But, I do not limit my use of hot spots to just fast water. Any situation I fish has the opportunity to be made better with the incorporation of a hot spot. I do find that as the water slows, very strong hot spots can, at times, put fish off. I also approach the species of fish as well as if they are stocked or wild as factors in my choice of flies. Brown trout tend to be very sensitive to the type and amount of flash for example. Tannin water is also a condition to factor as coppers and oranges tend to become very attractive features. I suspect it has something to do with the colloidal materials or chemicals that give the water it’s stain.
Big water conditions like stillwaters or large food rich tail waters scream for the use of hot spots in order to gain the attention of the fish. Often a hot spot fly will attract attention, perhaps the fish turns off only to take one of the other flies in your cast. This is very effective technique and a wise use of both hot spot flies and droppers. One can also argue that a single gaudy fly can operate as a hot spot on your cast of droppers just as a hot spot feature does to a fly: by attracting a fishes’ attention. The UK stillwater anglers do this with great regularity when fishing in lakes but using a fly to lure fish to their cast by sight or vibration.
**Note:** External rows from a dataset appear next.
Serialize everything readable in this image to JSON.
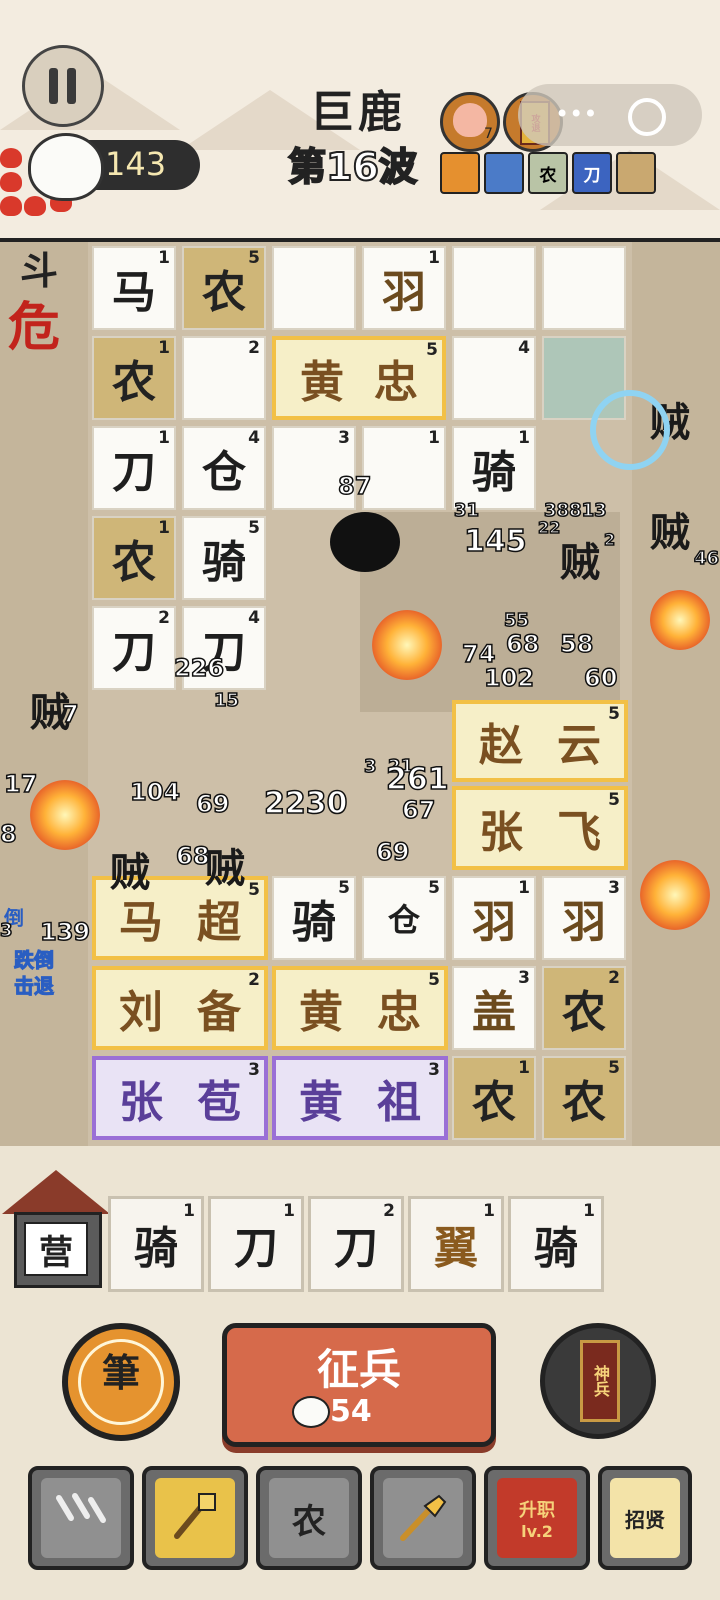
{
  "header": {
    "boss_name": "巨鹿",
    "wave": "第16波",
    "currency": "143",
    "peach_count": "7",
    "token_label": "攻退",
    "buffs": [
      "",
      "",
      "农",
      "刀",
      ""
    ],
    "capsule_dots": "•••"
  },
  "board": {
    "danger_label": "危",
    "danger_top": "斗",
    "cells": [
      {
        "text": "马",
        "lv": "1",
        "type": "plain"
      },
      {
        "text": "农",
        "lv": "5",
        "type": "farm"
      },
      {
        "text": "",
        "lv": "",
        "type": "plain"
      },
      {
        "text": "羽",
        "lv": "1",
        "type": "plain"
      },
      {
        "text": "",
        "lv": "",
        "type": "plain"
      },
      {
        "text": "",
        "lv": "",
        "type": "plain"
      },
      {
        "text": "农",
        "lv": "1",
        "type": "farm"
      },
      {
        "text": "",
        "lv": "2",
        "type": "plain"
      },
      {
        "text": "",
        "lv": "4",
        "type": "plain"
      },
      {
        "text": "刀",
        "lv": "1",
        "type": "plain"
      },
      {
        "text": "仓",
        "lv": "4",
        "type": "plain"
      },
      {
        "text": "",
        "lv": "3",
        "type": "plain"
      },
      {
        "text": "",
        "lv": "1",
        "type": "plain"
      },
      {
        "text": "骑",
        "lv": "1",
        "type": "plain"
      },
      {
        "text": "农",
        "lv": "1",
        "type": "farm"
      },
      {
        "text": "骑",
        "lv": "5",
        "type": "plain"
      },
      {
        "text": "刀",
        "lv": "2",
        "type": "plain"
      },
      {
        "text": "刀",
        "lv": "4",
        "type": "plain"
      }
    ],
    "hero_huangzhong_top": {
      "left": "黄",
      "right": "忠",
      "lv": "5"
    },
    "hero_zhaoyun": {
      "left": "赵",
      "right": "云",
      "lv": "5"
    },
    "hero_zhangfei": {
      "left": "张",
      "right": "飞",
      "lv": "5"
    },
    "hero_machao": {
      "left": "马",
      "right": "超",
      "lv": "5"
    },
    "hero_liubei": {
      "left": "刘",
      "right": "备",
      "lv": "2"
    },
    "hero_huangzhong": {
      "left": "黄",
      "right": "忠",
      "lv": "5"
    },
    "hero_zhangbao": {
      "left": "张",
      "right": "苞",
      "lv": "3"
    },
    "hero_huangzu": {
      "left": "黄",
      "right": "祖",
      "lv": "3"
    },
    "lower_cells": [
      {
        "text": "骑",
        "lv": "5",
        "type": "plain"
      },
      {
        "text": "仓",
        "lv": "5",
        "type": "plain"
      },
      {
        "text": "羽",
        "lv": "1",
        "type": "plain"
      },
      {
        "text": "羽",
        "lv": "3",
        "type": "plain"
      },
      {
        "text": "盖",
        "lv": "3",
        "type": "plain"
      },
      {
        "text": "农",
        "lv": "2",
        "type": "farm"
      },
      {
        "text": "农",
        "lv": "1",
        "type": "farm"
      },
      {
        "text": "农",
        "lv": "5",
        "type": "farm"
      }
    ],
    "enemies": [
      "贼",
      "贼",
      "贼",
      "贼",
      "贼",
      "贼"
    ],
    "status_labels": [
      "倒",
      "跌倒",
      "击退"
    ],
    "damage_numbers": [
      "38813",
      "145",
      "31",
      "22",
      "2",
      "55",
      "74",
      "68",
      "58",
      "102",
      "60",
      "226",
      "15",
      "87",
      "104",
      "69",
      "68",
      "2230",
      "3",
      "21",
      "261",
      "67",
      "69",
      "139",
      "7",
      "17",
      "8",
      "3",
      "46"
    ]
  },
  "bench": {
    "camp_label": "营",
    "slots": [
      {
        "text": "骑",
        "lv": "1"
      },
      {
        "text": "刀",
        "lv": "1"
      },
      {
        "text": "刀",
        "lv": "2"
      },
      {
        "text": "翼",
        "lv": "1"
      },
      {
        "text": "骑",
        "lv": "1"
      }
    ]
  },
  "actions": {
    "brush_label": "筆",
    "recruit_label": "征兵",
    "recruit_cost": "54",
    "weapon_label": "神兵"
  },
  "tools": {
    "farm_label": "农",
    "promote_label": "升职",
    "promote_level": "lv.2",
    "hire_label": "招贤"
  }
}
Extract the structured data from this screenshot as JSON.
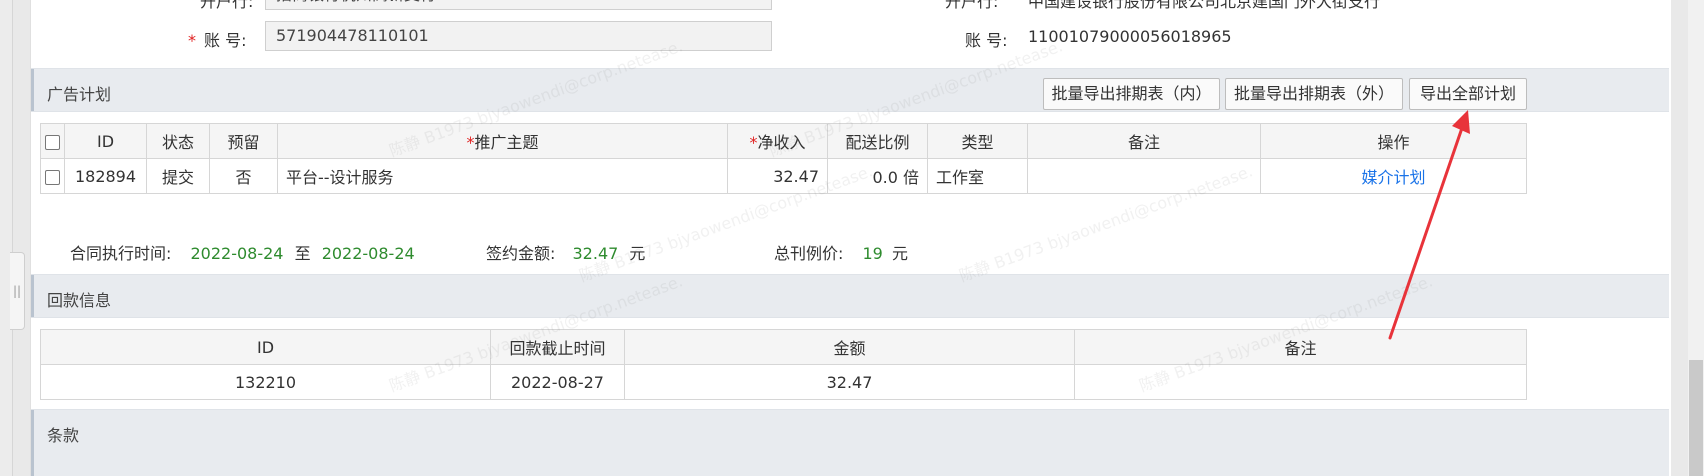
{
  "account_section": {
    "bank_label_left": "开户行:",
    "bank_value_left": "招商银行杭州高新支行",
    "bank_label_right": "开户行:",
    "bank_value_right": "中国建设银行股份有限公司北京建国门外大街支行",
    "account_required_mark": "*",
    "account_label_left": "账 号:",
    "account_value_left": "571904478110101",
    "account_label_right": "账 号:",
    "account_value_right": "11001079000056018965"
  },
  "ad_plan": {
    "title": "广告计划",
    "buttons": {
      "export_schedule_in": "批量导出排期表（内）",
      "export_schedule_out": "批量导出排期表（外）",
      "export_all": "导出全部计划"
    },
    "columns": {
      "id": "ID",
      "status": "状态",
      "reserved": "预留",
      "topic_star": "*",
      "topic": "推广主题",
      "net_star": "*",
      "net_income": "净收入",
      "ratio": "配送比例",
      "type": "类型",
      "note": "备注",
      "action": "操作"
    },
    "rows": [
      {
        "id": "182894",
        "status": "提交",
        "reserved": "否",
        "topic": "平台--设计服务",
        "net_income": "32.47",
        "ratio": "0.0 倍",
        "type": "工作室",
        "note": "",
        "action": "媒介计划"
      }
    ]
  },
  "contract_info": {
    "period_label": "合同执行时间:",
    "start_date": "2022-08-24",
    "to": "至",
    "end_date": "2022-08-24",
    "amount_label": "签约金额:",
    "amount_value": "32.47",
    "amount_unit": "元",
    "list_price_label": "总刊例价:",
    "list_price_value": "19",
    "list_price_unit": "元"
  },
  "payment_info": {
    "title": "回款信息",
    "columns": {
      "id": "ID",
      "deadline": "回款截止时间",
      "amount": "金额",
      "note": "备注"
    },
    "rows": [
      {
        "id": "132210",
        "deadline": "2022-08-27",
        "amount": "32.47",
        "note": ""
      }
    ]
  },
  "terms": {
    "title": "条款"
  },
  "watermark": {
    "name": "陈静 B1973",
    "email": "bjyaowendi@corp.netease.",
    "suffix": "com"
  },
  "colors": {
    "accent_arrow": "#e8333a",
    "link": "#1a73e8",
    "value_green": "#2e8b2e",
    "section_bg": "#e8ebef"
  }
}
I have begun applying this approach to stream fishing with early rewarding experiences.
Only by experimenting will you begin to get a baseline of confidence in using hot spots. Keep them small and make them profound but play around with locations, colors, and materials. Add them to the patterns you already trust and have side-by-side comparisons. Let the fish tell you. I think you, like me, will find that these old school ideas are getting new attention for just reasons. Our new materials and growing popularity of catch and release fishing are probably at the root of why new age hot spots are the real deal.